Jimmy Kimmel dug up a clip of Full Frontal's Samantha Bee interviewing Kellyanne Conway on The Daily Show in about 2007, and according to Bee — his guest on Thursday's Kimmel Live — that was a surprisingly common occurrence. "Our interactions were quite pleasant and lovely," Bee said, and Conway "was on The Daily Show many, many times in the years that I was there. And it got to a point where ... the producers were, like, 'Uhhh, should we call Kellyanne? She'll say anything that we want her to.' And they were like, 'No, we kind of used her too much, let's not call Kellyanne this time.' Because, you know, even back then we had a sense that she was very thirsty."
"She's still saying anything somebody wants her to, too," Kimmel said. "She does seem to be the smartest member of that group, though." Bee agreed: "I would say so, very canny." Kimmel asked if "talking about Donald Trump all the time is a plus or a minus," and Bee said "an absolute minus, across the board. ... You know, we make sour lemonade out of those lemons, I guess?"

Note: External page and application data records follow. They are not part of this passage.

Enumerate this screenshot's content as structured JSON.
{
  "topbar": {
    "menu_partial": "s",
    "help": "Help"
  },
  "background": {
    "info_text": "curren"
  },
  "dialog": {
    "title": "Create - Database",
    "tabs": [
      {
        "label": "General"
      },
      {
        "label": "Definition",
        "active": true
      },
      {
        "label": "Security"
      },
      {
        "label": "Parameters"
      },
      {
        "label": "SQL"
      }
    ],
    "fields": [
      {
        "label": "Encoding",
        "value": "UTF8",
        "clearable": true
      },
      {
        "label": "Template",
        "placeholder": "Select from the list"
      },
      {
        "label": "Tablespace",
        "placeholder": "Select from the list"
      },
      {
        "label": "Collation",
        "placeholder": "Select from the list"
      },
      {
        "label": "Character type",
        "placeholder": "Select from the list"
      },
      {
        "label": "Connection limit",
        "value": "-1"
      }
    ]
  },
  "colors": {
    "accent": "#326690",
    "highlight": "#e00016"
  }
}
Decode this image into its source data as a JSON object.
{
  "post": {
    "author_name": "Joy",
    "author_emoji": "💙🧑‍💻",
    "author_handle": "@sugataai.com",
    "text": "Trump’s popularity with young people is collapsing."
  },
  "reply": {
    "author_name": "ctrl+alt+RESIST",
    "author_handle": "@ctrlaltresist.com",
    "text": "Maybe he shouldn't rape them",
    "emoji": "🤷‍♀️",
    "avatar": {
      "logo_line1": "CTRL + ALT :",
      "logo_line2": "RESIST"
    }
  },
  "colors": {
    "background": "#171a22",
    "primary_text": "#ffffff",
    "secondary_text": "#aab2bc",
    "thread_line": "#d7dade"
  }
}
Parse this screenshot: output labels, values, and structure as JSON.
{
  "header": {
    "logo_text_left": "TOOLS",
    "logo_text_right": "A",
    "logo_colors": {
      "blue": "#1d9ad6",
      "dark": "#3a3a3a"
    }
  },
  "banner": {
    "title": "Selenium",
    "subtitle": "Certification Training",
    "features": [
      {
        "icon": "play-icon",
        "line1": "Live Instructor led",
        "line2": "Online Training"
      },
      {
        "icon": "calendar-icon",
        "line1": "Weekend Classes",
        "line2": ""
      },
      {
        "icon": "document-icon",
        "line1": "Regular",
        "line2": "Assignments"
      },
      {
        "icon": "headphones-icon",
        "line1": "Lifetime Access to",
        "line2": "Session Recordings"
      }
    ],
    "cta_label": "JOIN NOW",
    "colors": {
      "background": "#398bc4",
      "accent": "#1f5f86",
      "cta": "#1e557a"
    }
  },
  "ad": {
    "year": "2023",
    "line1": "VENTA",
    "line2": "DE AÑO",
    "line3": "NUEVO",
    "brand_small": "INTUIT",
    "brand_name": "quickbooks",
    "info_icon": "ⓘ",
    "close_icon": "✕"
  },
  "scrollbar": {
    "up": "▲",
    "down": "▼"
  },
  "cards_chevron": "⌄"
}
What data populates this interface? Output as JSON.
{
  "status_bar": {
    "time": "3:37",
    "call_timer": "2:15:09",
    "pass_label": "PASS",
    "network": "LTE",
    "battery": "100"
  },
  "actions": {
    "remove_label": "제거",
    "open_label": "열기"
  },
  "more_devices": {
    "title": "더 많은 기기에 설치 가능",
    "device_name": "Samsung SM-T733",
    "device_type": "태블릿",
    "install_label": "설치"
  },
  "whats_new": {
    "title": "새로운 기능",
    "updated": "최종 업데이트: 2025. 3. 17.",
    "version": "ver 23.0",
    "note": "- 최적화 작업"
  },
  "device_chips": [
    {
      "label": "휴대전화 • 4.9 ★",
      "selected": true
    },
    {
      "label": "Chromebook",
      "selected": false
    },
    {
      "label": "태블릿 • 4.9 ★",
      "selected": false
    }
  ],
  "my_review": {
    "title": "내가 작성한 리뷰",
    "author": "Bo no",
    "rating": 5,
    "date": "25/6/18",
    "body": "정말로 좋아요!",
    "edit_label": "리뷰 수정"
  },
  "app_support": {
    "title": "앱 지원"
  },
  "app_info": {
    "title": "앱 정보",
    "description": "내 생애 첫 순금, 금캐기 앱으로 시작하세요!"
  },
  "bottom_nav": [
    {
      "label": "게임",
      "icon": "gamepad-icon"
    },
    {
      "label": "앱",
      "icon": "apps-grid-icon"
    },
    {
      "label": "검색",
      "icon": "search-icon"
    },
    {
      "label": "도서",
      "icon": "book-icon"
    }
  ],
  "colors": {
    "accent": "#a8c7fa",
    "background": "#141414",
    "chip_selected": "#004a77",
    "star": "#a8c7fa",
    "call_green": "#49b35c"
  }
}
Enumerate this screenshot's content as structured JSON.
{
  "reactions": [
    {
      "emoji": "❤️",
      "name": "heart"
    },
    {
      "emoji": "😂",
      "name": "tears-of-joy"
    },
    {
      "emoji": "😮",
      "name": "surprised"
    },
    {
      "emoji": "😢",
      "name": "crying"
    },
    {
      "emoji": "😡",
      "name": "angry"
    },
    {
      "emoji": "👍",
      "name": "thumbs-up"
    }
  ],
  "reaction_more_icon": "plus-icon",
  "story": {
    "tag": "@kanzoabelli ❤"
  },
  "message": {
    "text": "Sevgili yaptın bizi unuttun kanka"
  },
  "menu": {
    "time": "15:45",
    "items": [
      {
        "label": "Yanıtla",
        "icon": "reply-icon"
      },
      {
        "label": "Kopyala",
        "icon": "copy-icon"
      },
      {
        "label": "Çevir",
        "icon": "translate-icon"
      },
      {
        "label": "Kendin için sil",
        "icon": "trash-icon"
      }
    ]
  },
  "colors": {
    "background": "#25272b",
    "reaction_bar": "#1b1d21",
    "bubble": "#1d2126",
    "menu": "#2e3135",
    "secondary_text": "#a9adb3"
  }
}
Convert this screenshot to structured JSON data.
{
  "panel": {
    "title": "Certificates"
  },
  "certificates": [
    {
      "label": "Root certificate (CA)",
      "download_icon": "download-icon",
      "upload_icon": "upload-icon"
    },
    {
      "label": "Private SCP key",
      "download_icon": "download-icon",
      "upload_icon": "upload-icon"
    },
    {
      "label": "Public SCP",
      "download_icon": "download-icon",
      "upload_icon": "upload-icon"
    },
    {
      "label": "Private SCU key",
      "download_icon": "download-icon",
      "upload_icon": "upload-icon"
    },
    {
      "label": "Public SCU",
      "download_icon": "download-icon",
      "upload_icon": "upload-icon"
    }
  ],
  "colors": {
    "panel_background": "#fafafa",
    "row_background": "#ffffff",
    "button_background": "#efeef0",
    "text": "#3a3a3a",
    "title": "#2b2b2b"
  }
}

Bee also talked about how her native Canada views Trump's America — with concern, like the Desperate Housewives — and she and Kimmel discussed the travails of writing topical comedy shows in the news firehose of the Trump administration. "It's funny, because we're watching cable news, going 'No! No!' No!'" Kimmel said, laughing. "We're actually rooting against world peace so we don't have to rewrite our monologues." Watch below. Peter Weber